─── Source material

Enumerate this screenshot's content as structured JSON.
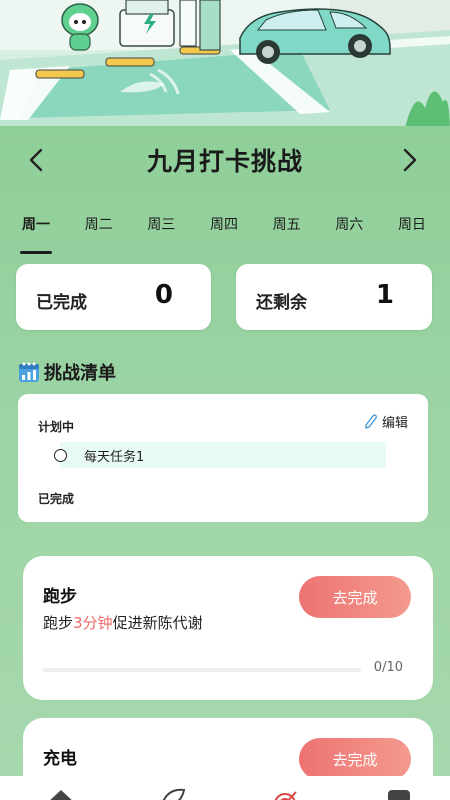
{
  "hero": {
    "charger_icon": "lightning-icon",
    "mascot": "green-mascot-character",
    "car": "electric-car",
    "colors": {
      "sky": "#e9f5ee",
      "lot": "#7fd0b0",
      "car": "#7fd9c6"
    }
  },
  "header": {
    "title": "九月打卡挑战",
    "prev_icon": "chevron-left-icon",
    "next_icon": "chevron-right-icon"
  },
  "week": {
    "tabs": [
      "周一",
      "周二",
      "周三",
      "周四",
      "周五",
      "周六",
      "周日"
    ],
    "active_index": 0
  },
  "stats": {
    "completed_label": "已完成",
    "completed_value": "0",
    "remaining_label": "还剩余",
    "remaining_value": "1"
  },
  "checklist": {
    "title": "挑战清单",
    "icon": "chart-calendar-icon",
    "planned_label": "计划中",
    "edit_label": "编辑",
    "edit_icon": "pen-icon",
    "tasks": [
      "每天任务1"
    ],
    "done_label": "已完成"
  },
  "challenges": [
    {
      "title": "跑步",
      "desc_prefix": "跑步",
      "desc_highlight": "3分钟",
      "desc_suffix": "促进新陈代谢",
      "button": "去完成",
      "progress_text": "0/10",
      "progress": 0
    },
    {
      "title": "充电",
      "button": "去完成"
    }
  ],
  "colors": {
    "panel": "#9ad3a3",
    "accent": "#ee7373",
    "highlight": "#ee6b6b"
  },
  "bottom_nav": {
    "icons": [
      "home-icon",
      "leaf-icon",
      "target-icon",
      "profile-icon"
    ]
  }
}
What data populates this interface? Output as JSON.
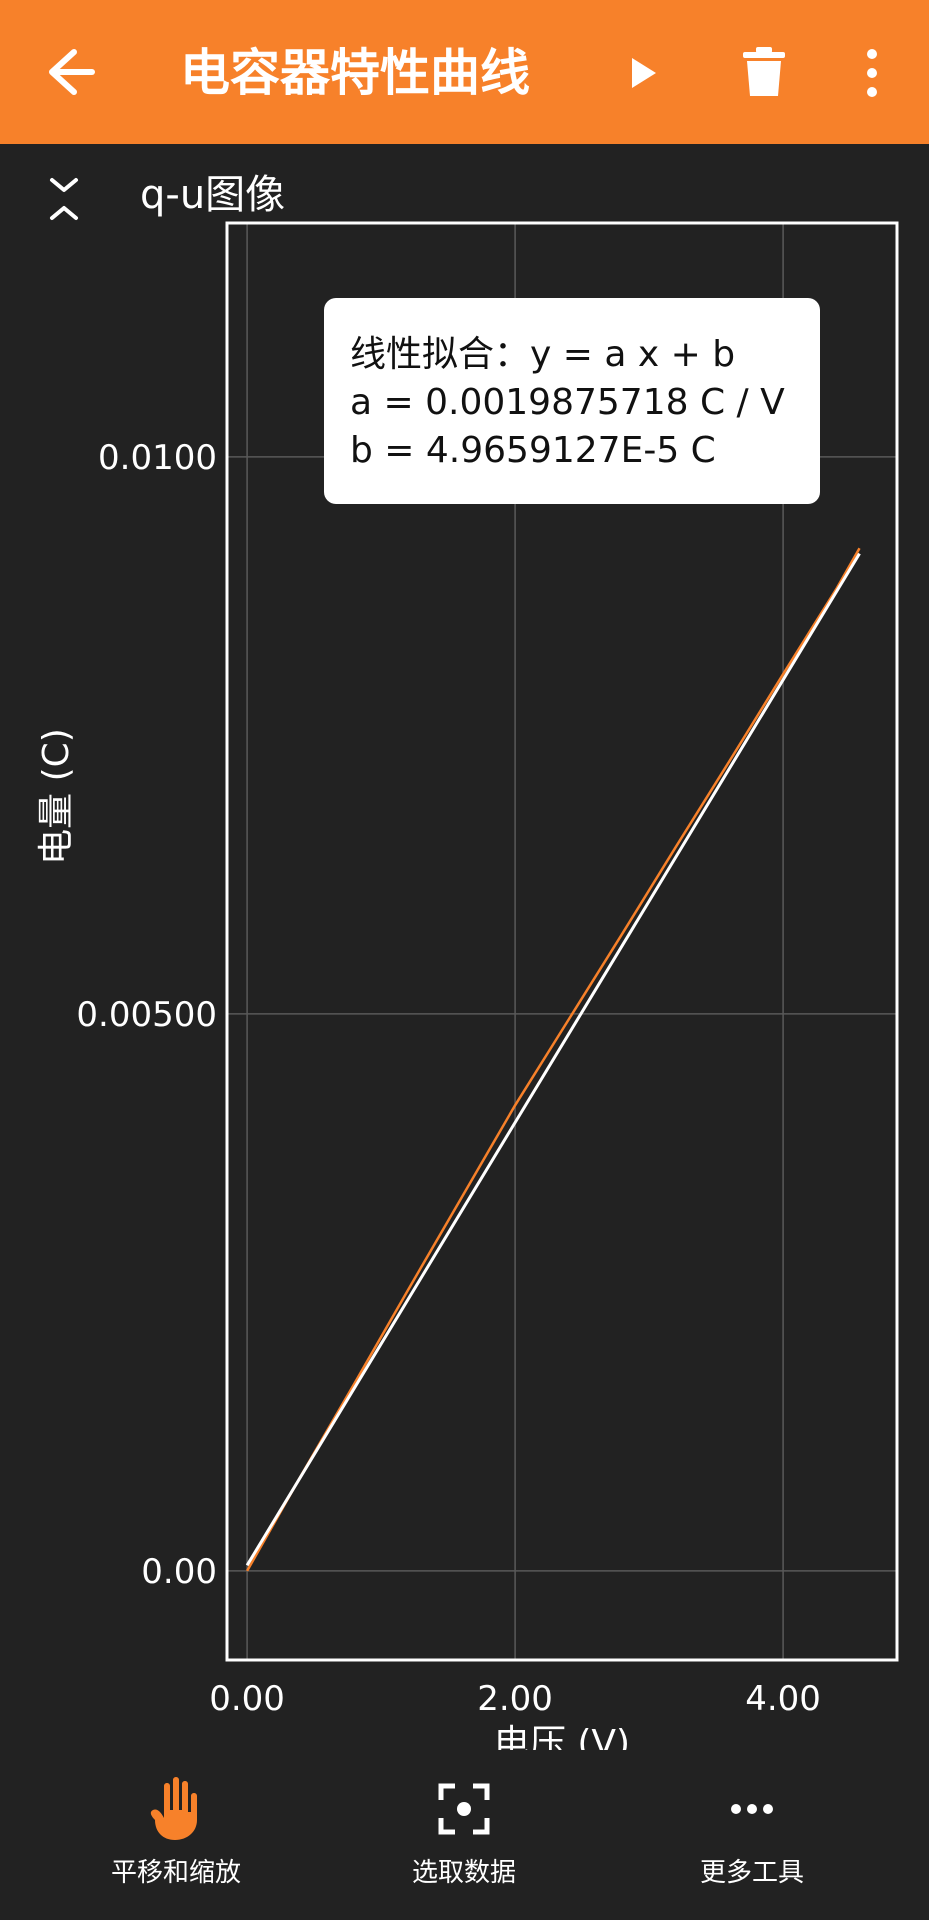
{
  "app": {
    "title": "电容器特性曲线"
  },
  "colors": {
    "accent": "#f7812a",
    "background": "#222222",
    "plot_border": "#ffffff",
    "fit_line": "#ffffff",
    "data_line": "#f7812a"
  },
  "icons": {
    "back": "arrow-left-icon",
    "play": "play-icon",
    "trash": "trash-icon",
    "more": "more-vert-icon",
    "collapse": "collapse-icon",
    "pan": "hand-icon",
    "select": "select-data-icon",
    "tools": "more-horiz-icon"
  },
  "section": {
    "title": "q-u图像"
  },
  "fit": {
    "line1": "线性拟合：y = a x + b",
    "line2": "a = 0.0019875718 C /  V",
    "line3": "b = 4.9659127E-5 C"
  },
  "bottom": {
    "pan_label": "平移和缩放",
    "select_label": "选取数据",
    "tools_label": "更多工具"
  },
  "chart_data": {
    "type": "line",
    "title": "",
    "xlabel": "电压 (V)",
    "ylabel": "电量 (C)",
    "xlim": [
      -0.15,
      4.85
    ],
    "ylim": [
      -0.0008,
      0.0121
    ],
    "x_ticks": [
      0,
      2,
      4
    ],
    "x_tick_labels": [
      "0.00",
      "2.00",
      "4.00"
    ],
    "y_ticks": [
      0,
      0.005,
      0.01
    ],
    "y_tick_labels": [
      "0.00",
      "0.00500",
      "0.0100"
    ],
    "grid": true,
    "series": [
      {
        "x": [
          0.0,
          0.4,
          0.8,
          1.2,
          1.6,
          2.0,
          2.4,
          2.8,
          3.2,
          3.6,
          4.0,
          4.4,
          4.57
        ],
        "values": [
          0.0,
          0.00085,
          0.00168,
          0.00252,
          0.00335,
          0.00418,
          0.00495,
          0.00572,
          0.0065,
          0.00727,
          0.00805,
          0.00882,
          0.00918
        ],
        "color": "#f7812a"
      },
      {
        "x": [
          0.0,
          4.57
        ],
        "values": [
          4.97e-05,
          0.0091326
        ],
        "color": "#ffffff"
      }
    ]
  }
}
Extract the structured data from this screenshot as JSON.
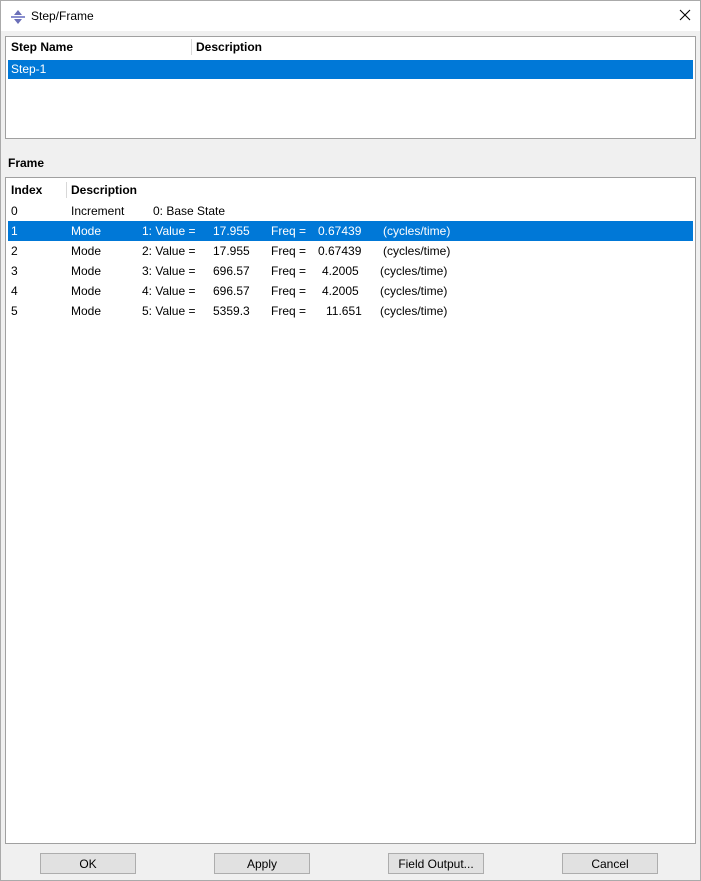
{
  "window": {
    "title": "Step/Frame"
  },
  "step_table": {
    "columns": [
      "Step Name",
      "Description"
    ],
    "rows": [
      {
        "name": "Step-1",
        "description": "",
        "selected": true
      }
    ]
  },
  "frame_section": {
    "label": "Frame"
  },
  "frame_table": {
    "columns": [
      "Index",
      "Description"
    ],
    "rows": [
      {
        "index": "0",
        "type": "Increment",
        "detail": "0: Base State",
        "selected": false
      },
      {
        "index": "1",
        "type": "Mode",
        "mode": "1: Value =",
        "value": "17.955",
        "freq_label": "Freq =",
        "freq": "0.67439",
        "unit": "(cycles/time)",
        "selected": true
      },
      {
        "index": "2",
        "type": "Mode",
        "mode": "2: Value =",
        "value": "17.955",
        "freq_label": "Freq =",
        "freq": "0.67439",
        "unit": "(cycles/time)",
        "selected": false
      },
      {
        "index": "3",
        "type": "Mode",
        "mode": "3: Value =",
        "value": "696.57",
        "freq_label": "Freq =",
        "freq": "4.2005",
        "unit": "(cycles/time)",
        "selected": false
      },
      {
        "index": "4",
        "type": "Mode",
        "mode": "4: Value =",
        "value": "696.57",
        "freq_label": "Freq =",
        "freq": "4.2005",
        "unit": "(cycles/time)",
        "selected": false
      },
      {
        "index": "5",
        "type": "Mode",
        "mode": "5: Value =",
        "value": "5359.3",
        "freq_label": "Freq =",
        "freq": "11.651",
        "unit": "(cycles/time)",
        "selected": false
      }
    ]
  },
  "buttons": {
    "ok": "OK",
    "apply": "Apply",
    "field_output": "Field Output...",
    "cancel": "Cancel"
  }
}
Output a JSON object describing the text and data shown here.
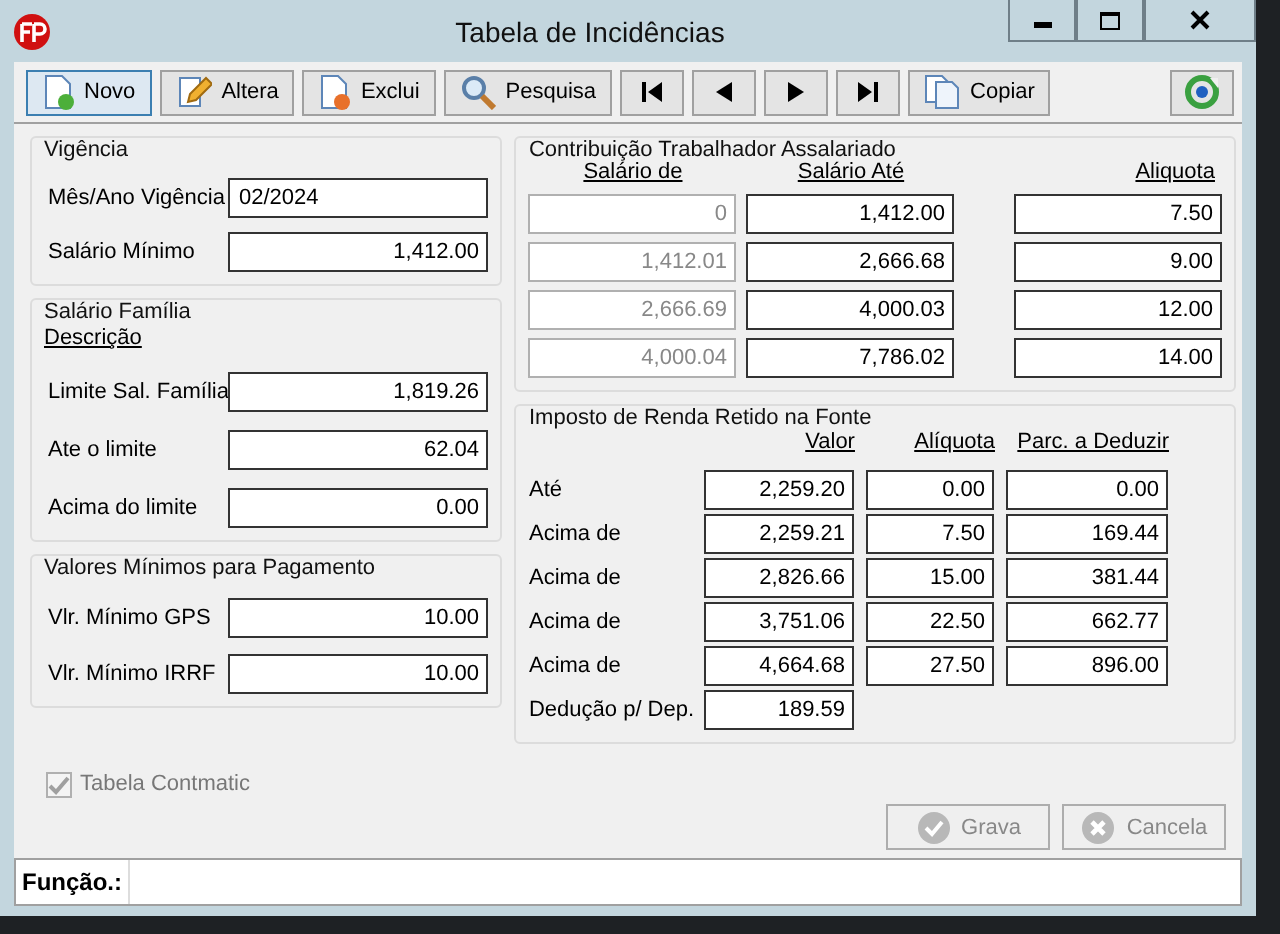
{
  "window": {
    "title": "Tabela de Incidências"
  },
  "toolbar": [
    {
      "kind": "new",
      "label": "Novo",
      "selected": true
    },
    {
      "kind": "edit",
      "label": "Altera",
      "selected": false
    },
    {
      "kind": "delete",
      "label": "Exclui",
      "selected": false
    },
    {
      "kind": "search",
      "label": "Pesquisa",
      "selected": false
    },
    {
      "kind": "first",
      "selected": false
    },
    {
      "kind": "prev",
      "selected": false
    },
    {
      "kind": "next",
      "selected": false
    },
    {
      "kind": "last",
      "selected": false
    },
    {
      "kind": "copy",
      "label": "Copiar",
      "selected": false
    }
  ],
  "left_groups": [
    {
      "title": "Vigência",
      "fields": [
        {
          "label": "Mês/Ano Vigência",
          "value": "02/2024",
          "kind": "text"
        },
        {
          "label": "Salário Mínimo",
          "value": "1,412.00",
          "kind": "number"
        }
      ]
    },
    {
      "title": "Salário Família",
      "subtitle": "Descrição",
      "fields": [
        {
          "label": "Limite Sal. Família",
          "value": "1,819.26",
          "kind": "number"
        },
        {
          "label": "Ate o limite",
          "value": "62.04",
          "kind": "number"
        },
        {
          "label": "Acima do limite",
          "value": "0.00",
          "kind": "number"
        }
      ]
    },
    {
      "title": "Valores Mínimos para Pagamento",
      "fields": [
        {
          "label": "Vlr. Mínimo GPS",
          "value": "10.00",
          "kind": "number"
        },
        {
          "label": "Vlr. Mínimo IRRF",
          "value": "10.00",
          "kind": "number"
        }
      ]
    }
  ],
  "contribution": {
    "title": "Contribuição Trabalhador Assalariado",
    "columns": [
      "Salário de",
      "Salário Até",
      "Aliquota"
    ],
    "rows": [
      {
        "from": "0",
        "from_disabled": true,
        "to": "1,412.00",
        "rate": "7.50"
      },
      {
        "from": "1,412.01",
        "from_disabled": true,
        "to": "2,666.68",
        "rate": "9.00"
      },
      {
        "from": "2,666.69",
        "from_disabled": true,
        "to": "4,000.03",
        "rate": "12.00"
      },
      {
        "from": "4,000.04",
        "from_disabled": true,
        "to": "7,786.02",
        "rate": "14.00"
      }
    ]
  },
  "income_tax": {
    "title": "Imposto de Renda Retido na Fonte",
    "columns": [
      "Valor",
      "Alíquota",
      "Parc. a Deduzir"
    ],
    "rows": [
      {
        "label": "Até",
        "value": "2,259.20",
        "rate": "0.00",
        "deduction": "0.00"
      },
      {
        "label": "Acima de",
        "value": "2,259.21",
        "rate": "7.50",
        "deduction": "169.44"
      },
      {
        "label": "Acima de",
        "value": "2,826.66",
        "rate": "15.00",
        "deduction": "381.44"
      },
      {
        "label": "Acima de",
        "value": "3,751.06",
        "rate": "22.50",
        "deduction": "662.77"
      },
      {
        "label": "Acima de",
        "value": "4,664.68",
        "rate": "27.50",
        "deduction": "896.00"
      }
    ],
    "dependent": {
      "label": "Dedução p/ Dep.",
      "value": "189.59"
    }
  },
  "checkbox": {
    "label": "Tabela Contmatic",
    "checked": true,
    "disabled": true
  },
  "buttons": [
    {
      "kind": "save",
      "label": "Grava",
      "disabled": true
    },
    {
      "kind": "cancel",
      "label": "Cancela",
      "disabled": true
    }
  ],
  "status_bar": {
    "label": "Função.:"
  }
}
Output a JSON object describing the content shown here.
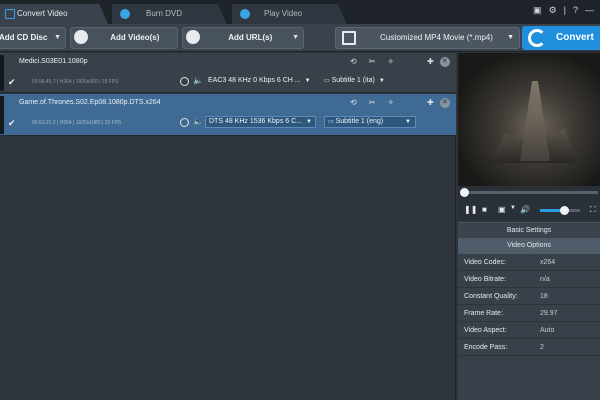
{
  "tabs": [
    {
      "label": "Convert Video"
    },
    {
      "label": "Burn DVD"
    },
    {
      "label": "Play Video"
    }
  ],
  "window_buttons": [
    "▤",
    "⚙",
    "—",
    "?",
    "—"
  ],
  "toolbar": {
    "add_cd_disc": "Add CD Disc",
    "add_videos": "Add Video(s)",
    "add_urls": "Add URL(s)",
    "format": "Customized MP4 Movie (*.mp4)",
    "convert": "Convert"
  },
  "files": [
    {
      "name": "Medici.S03E01.1080p",
      "meta": "00:56:45.7   |   H264  |  1920x960  |  25 FPS",
      "audio": "EAC3 48 KHz 0 Kbps 6 CH ...",
      "subtitle": "Subtitle 1 (ita)",
      "selected": false
    },
    {
      "name": "Game.of.Thrones.S02.Ep08.1080p.DTS.x264",
      "meta": "00:53:21.2   |   H264  |  1920x1080  |  25 FPS",
      "audio": "DTS 48 KHz 1536 Kbps 6 C...",
      "subtitle": "Subtitle 1 (eng)",
      "selected": true
    }
  ],
  "settings": {
    "basic_label": "Basic Settings",
    "video_label": "Video Options",
    "rows": [
      {
        "key": "Video Codec:",
        "value": "x264"
      },
      {
        "key": "Video Bitrate:",
        "value": "n/a"
      },
      {
        "key": "Constant Quality:",
        "value": "18"
      },
      {
        "key": "Frame Rate:",
        "value": "29.97"
      },
      {
        "key": "Video Aspect:",
        "value": "Auto"
      },
      {
        "key": "Encode Pass:",
        "value": "2"
      }
    ]
  },
  "player": {
    "volume_fraction": 0.6,
    "seek_fraction": 0.0
  },
  "colors": {
    "accent": "#1f8fdd",
    "selected_row": "#3f6a93"
  }
}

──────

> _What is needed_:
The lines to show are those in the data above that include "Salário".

> _Exercise answer_:
          "label": "Salário Mínimo",
      "title": "Salário Família",
      "Salário de",
      "Salário Até",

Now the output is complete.